Publisher: Evaluation Review, vol. 41, issue 4
Aug 01, 2017
Sarah A. Avellar, Jaime Thomas, Rebecca Kleinman, Emily Sama-Miller, Sara E. Woodruff, Rebecca Coughlin, and T’Pring R. Westbrook

Background: Systematic reviews—which identify, assess, and summarize existing research—are usually designed to determine whether research shows that an intervention has evidence of effectiveness, rather than whether an intervention will work under different circumstances. The reviews typically focus on the internal validity of the research and do not consistently incorporate information on external validity into their conclusions.

Objectives: In this article, we focus on how systematic reviews address external validity.

Methods: We conducted a brief scan of 19 systematic reviews and a more in-depth examination of information presented in a systematic review of home visiting research.
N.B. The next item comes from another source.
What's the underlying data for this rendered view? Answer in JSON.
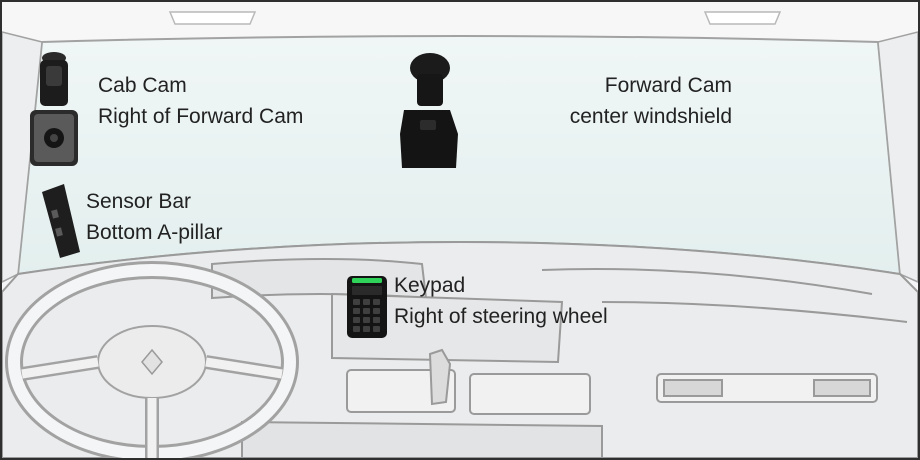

Results: We found that many reviews do not provide information on generalizability, such as statistical representativeness, but focus on factors likely to increase heterogeneity (e.g., numbers of studies or settings) and report on context. The latter may help users decide whether the research characteristics—such as sample demographics or settings—are similar to their own. However, we found that differences in reporting, such as which variables are included and how they are measured, make it difficult to summarize across studies or make basic determinations of sample characteristics, such as whether the majority of a sample was unemployed or married.

Conclusion: Evaluation research and systematic reviews would benefit from reporting guidelines for external validity to ensure that key information is reported across studies.